━━━ Provided information
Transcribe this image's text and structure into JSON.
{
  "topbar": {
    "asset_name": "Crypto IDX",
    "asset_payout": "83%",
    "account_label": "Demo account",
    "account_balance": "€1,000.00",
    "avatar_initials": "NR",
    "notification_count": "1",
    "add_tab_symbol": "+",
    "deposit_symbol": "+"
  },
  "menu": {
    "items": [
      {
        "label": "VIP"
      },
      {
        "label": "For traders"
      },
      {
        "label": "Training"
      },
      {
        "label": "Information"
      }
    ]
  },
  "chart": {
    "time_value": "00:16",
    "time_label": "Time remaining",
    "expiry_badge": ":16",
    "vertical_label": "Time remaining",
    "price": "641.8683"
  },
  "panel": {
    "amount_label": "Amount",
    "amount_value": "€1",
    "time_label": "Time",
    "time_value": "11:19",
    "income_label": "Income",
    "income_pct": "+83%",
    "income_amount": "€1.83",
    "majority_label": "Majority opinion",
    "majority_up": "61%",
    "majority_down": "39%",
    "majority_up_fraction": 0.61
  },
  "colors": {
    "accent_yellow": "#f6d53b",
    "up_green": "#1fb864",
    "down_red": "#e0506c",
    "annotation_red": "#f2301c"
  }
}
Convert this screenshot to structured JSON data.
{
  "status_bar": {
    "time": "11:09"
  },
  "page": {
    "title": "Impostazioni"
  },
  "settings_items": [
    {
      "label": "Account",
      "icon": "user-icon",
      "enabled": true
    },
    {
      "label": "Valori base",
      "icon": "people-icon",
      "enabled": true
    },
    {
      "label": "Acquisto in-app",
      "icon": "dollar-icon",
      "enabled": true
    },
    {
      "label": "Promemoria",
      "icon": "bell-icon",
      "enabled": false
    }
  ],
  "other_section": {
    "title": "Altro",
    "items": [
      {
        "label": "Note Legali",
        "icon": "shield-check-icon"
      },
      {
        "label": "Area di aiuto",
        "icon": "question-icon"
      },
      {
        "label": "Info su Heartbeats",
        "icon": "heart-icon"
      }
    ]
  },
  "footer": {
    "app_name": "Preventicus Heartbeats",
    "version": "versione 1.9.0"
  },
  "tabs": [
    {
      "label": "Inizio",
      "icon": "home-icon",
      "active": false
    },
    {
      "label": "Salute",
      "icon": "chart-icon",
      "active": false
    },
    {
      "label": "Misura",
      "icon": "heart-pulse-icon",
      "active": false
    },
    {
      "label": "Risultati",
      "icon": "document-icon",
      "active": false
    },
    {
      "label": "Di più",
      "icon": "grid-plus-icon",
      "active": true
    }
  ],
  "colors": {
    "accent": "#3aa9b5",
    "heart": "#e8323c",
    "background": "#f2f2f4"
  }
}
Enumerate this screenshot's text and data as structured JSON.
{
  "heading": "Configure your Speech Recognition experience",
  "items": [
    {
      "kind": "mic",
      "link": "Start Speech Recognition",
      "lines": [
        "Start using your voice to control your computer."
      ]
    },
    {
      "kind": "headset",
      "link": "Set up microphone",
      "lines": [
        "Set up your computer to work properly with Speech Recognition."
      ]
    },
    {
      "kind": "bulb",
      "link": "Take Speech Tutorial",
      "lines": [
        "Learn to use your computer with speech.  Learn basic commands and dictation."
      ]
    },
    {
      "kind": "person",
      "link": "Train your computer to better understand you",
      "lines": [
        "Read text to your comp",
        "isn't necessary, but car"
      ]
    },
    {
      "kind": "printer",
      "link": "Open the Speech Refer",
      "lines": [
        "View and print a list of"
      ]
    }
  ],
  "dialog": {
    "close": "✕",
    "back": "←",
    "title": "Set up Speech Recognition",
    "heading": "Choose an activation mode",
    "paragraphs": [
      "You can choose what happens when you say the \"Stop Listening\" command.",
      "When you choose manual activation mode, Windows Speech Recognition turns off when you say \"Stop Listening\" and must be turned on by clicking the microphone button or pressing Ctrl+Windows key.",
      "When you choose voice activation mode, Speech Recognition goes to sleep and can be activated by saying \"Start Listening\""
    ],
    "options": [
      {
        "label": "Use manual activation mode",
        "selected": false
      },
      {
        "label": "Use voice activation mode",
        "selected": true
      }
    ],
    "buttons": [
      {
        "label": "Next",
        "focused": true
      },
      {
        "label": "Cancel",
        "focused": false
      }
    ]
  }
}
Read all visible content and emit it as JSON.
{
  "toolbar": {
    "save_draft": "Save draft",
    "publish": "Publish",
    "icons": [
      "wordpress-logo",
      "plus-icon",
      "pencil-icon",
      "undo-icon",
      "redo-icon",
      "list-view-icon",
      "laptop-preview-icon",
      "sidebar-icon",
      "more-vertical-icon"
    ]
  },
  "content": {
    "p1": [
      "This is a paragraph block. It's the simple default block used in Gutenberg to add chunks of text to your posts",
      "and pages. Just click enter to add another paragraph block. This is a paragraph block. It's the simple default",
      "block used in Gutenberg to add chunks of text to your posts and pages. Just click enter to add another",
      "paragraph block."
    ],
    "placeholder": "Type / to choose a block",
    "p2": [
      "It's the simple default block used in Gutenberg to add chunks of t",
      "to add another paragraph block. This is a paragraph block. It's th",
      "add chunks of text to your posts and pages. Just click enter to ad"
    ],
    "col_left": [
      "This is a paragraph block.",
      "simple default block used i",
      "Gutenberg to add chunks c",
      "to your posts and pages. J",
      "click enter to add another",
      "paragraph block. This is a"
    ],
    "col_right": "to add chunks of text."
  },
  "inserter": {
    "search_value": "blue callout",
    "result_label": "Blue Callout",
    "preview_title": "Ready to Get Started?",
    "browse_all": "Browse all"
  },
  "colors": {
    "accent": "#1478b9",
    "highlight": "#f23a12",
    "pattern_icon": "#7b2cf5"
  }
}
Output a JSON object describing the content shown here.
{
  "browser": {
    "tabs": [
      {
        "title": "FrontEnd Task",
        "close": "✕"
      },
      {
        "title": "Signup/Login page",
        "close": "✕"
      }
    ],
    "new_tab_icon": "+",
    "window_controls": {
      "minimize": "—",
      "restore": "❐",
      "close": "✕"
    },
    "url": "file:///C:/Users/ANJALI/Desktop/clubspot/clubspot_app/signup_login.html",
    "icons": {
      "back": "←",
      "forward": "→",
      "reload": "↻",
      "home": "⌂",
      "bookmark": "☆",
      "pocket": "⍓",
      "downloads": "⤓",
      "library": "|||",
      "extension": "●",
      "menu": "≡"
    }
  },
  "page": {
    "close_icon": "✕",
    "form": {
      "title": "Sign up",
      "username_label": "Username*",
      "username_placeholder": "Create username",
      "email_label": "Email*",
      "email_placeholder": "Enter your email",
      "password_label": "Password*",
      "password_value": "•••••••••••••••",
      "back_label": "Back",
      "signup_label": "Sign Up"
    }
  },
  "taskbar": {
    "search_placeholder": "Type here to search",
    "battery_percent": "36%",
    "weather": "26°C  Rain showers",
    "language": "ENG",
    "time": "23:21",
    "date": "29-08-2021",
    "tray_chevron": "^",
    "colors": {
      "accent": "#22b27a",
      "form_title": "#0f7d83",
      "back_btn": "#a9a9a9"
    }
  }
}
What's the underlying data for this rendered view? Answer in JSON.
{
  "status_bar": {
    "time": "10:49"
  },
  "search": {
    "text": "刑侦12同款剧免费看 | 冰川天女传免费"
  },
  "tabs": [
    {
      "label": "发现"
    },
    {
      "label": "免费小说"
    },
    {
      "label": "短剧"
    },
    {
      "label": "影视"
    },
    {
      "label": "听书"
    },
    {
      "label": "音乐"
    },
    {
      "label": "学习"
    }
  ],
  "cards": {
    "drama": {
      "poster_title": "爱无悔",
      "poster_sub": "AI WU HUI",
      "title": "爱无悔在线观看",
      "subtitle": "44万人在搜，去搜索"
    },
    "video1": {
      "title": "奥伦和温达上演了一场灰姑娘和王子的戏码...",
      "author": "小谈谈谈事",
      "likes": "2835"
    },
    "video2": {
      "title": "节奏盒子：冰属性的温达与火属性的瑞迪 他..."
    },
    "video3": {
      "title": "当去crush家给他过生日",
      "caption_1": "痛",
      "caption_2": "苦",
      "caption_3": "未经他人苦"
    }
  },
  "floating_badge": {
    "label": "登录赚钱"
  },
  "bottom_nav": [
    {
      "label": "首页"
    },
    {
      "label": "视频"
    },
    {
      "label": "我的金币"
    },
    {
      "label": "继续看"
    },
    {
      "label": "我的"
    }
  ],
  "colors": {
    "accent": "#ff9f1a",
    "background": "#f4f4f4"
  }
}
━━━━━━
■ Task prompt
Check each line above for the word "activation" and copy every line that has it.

■ Response for this exercise
    "heading": "Choose an activation mode",
      "When you choose manual activation mode, Windows Speech Recognition turns off when you say \"Stop Listening\" and must be turned on by clicking the microphone button or pressing Ctrl+Windows key.",
      "When you choose voice activation mode, Speech Recognition goes to sleep and can be activated by saying \"Start Listening\""
        "label": "Use manual activation mode",
        "label": "Use voice activation mode",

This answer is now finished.